House sellers becoming more realistic on pricing, survey suggests
House sellers are showing signs of becoming more realistic in their pricing, according to surveyors.
More than six in 10 (62%) surveyors said that, for homes listed for sale at up to £500,000, the prices being paid by buyers are in line with sellers’ asking prices.
This proportion has increased from 57% in October, the Royal Institution of Chartered Surveyors (Rics) said.
Rics also said the volume of fresh properties coming on to the market is at its weakest since June 2016, giving buyers a limited choice.
An overall net balance of 23% of surveyors reported house prices falling rather than increasing in April, with prices particularly under downward pressure in London and the South East and also falling in the South West.
Northern Ireland and Scotland continue to buck the trend, with surveyors reporting a further rise in prices, Rics said.
Near-term sales expectations remain negative and expectations still point to a flat or declining sales trend across all parts of the UK in the coming three months, according to the report.
Further out, a net balance of 13% of surveyors anticipate sales will start to pick up to some extent over the next 12 months.
The findings were released as a separate report from Rightmove said more than a quarter (28%) of properties for sale on the website have been listed for longer than six months, down from 40% in 2012.
Rightmove’s property expert Miles Shipside said: “If you’ve failed to find a buyer after several months of marketing, then it could be that overall demand in your area is low due to local market conditions.
“However, if some properties are selling and yours is not, then you either have a property with limited appeal or the price is too high. If you’re unlucky it could be both.”
Meanwhile in the rental sector there are indications of declining activity among landlords, following tax changes affecting their profits.
Rics said the number of fresh rental properties coming to market continues to dwindle, extending a run of successive quarterly declines dating back to the middle of 2016 – marking the longest uninterrupted sequence of falling landlord instructions since records started in 1998.

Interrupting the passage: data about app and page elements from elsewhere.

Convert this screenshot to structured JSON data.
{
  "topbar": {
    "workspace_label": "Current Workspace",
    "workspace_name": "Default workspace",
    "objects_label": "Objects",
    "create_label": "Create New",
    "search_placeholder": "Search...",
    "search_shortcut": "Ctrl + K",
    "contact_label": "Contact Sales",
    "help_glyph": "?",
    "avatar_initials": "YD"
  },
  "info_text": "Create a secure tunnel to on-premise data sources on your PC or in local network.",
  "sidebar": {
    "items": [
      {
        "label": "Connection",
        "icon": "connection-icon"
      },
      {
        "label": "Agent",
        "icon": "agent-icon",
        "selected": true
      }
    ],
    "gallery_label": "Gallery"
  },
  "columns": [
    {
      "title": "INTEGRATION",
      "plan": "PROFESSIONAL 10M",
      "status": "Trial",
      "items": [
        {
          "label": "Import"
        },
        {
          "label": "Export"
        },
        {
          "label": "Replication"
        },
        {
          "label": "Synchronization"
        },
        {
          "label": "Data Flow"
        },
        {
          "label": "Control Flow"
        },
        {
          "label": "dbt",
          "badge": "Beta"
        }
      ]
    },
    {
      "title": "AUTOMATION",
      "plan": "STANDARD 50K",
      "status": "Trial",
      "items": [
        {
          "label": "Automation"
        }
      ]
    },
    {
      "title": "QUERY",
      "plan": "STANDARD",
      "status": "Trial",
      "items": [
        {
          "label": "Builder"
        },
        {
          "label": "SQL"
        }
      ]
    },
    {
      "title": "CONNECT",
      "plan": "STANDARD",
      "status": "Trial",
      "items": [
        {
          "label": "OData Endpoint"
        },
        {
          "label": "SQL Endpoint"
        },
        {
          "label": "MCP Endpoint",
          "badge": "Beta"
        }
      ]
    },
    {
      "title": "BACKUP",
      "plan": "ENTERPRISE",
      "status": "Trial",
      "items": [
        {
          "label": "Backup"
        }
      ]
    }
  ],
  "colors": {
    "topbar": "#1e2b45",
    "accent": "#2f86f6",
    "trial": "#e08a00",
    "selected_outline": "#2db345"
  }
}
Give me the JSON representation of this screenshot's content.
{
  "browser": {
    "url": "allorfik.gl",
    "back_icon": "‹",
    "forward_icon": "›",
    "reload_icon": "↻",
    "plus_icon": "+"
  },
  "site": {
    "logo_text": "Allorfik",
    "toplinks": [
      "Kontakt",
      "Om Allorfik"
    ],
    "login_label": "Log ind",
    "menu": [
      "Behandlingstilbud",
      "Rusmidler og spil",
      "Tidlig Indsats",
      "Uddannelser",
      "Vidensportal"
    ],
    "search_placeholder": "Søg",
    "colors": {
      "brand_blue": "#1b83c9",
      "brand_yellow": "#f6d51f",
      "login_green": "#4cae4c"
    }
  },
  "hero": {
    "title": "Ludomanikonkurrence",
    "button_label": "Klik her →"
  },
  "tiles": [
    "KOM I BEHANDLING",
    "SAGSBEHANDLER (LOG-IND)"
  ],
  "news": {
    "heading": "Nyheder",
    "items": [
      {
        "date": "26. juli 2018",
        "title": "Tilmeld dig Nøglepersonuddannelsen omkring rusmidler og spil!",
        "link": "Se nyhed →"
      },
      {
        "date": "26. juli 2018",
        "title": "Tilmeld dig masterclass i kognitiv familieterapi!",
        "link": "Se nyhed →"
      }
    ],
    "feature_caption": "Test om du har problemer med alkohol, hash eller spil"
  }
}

Anecdotal evidence signals little chance of a turnaround, Rics said, with comments suggesting the upcoming lettings fee ban could lead to more landlords exiting the market.
Simon Rubinsohn, Rics chief economist, said: “Although there are signs of greater realism on pricing from vendors, there is little conviction in the feedback from respondents to the survey that activity in the housing market will pick up any time soon.
“Significantly, the key Rics buyer inquiries indicator remains subdued and sales expectations looking a year out are only modestly positive.”
Rightmove’s tips for selling a home:
1. Properties often receive 70% of their interest in the first two weeks. Great listings have at least five photos, a floor plan and a well-crafted description aimed at a clear target audience
2. Give your home kerb appeal – which could include painting the front door, tidying the garden and getting out the hanging baskets
3. Buyers need to picture themselves living in your property so de-clutter and try to make the home neutral
4. Keep pets out of the way during viewings and evidence of pets such as cat litter trays
5. The price you ask can affect the speed at which you sell. If you do your research, price competitively and are braced for a negotiation, the odds of selling are more likely to be in your favour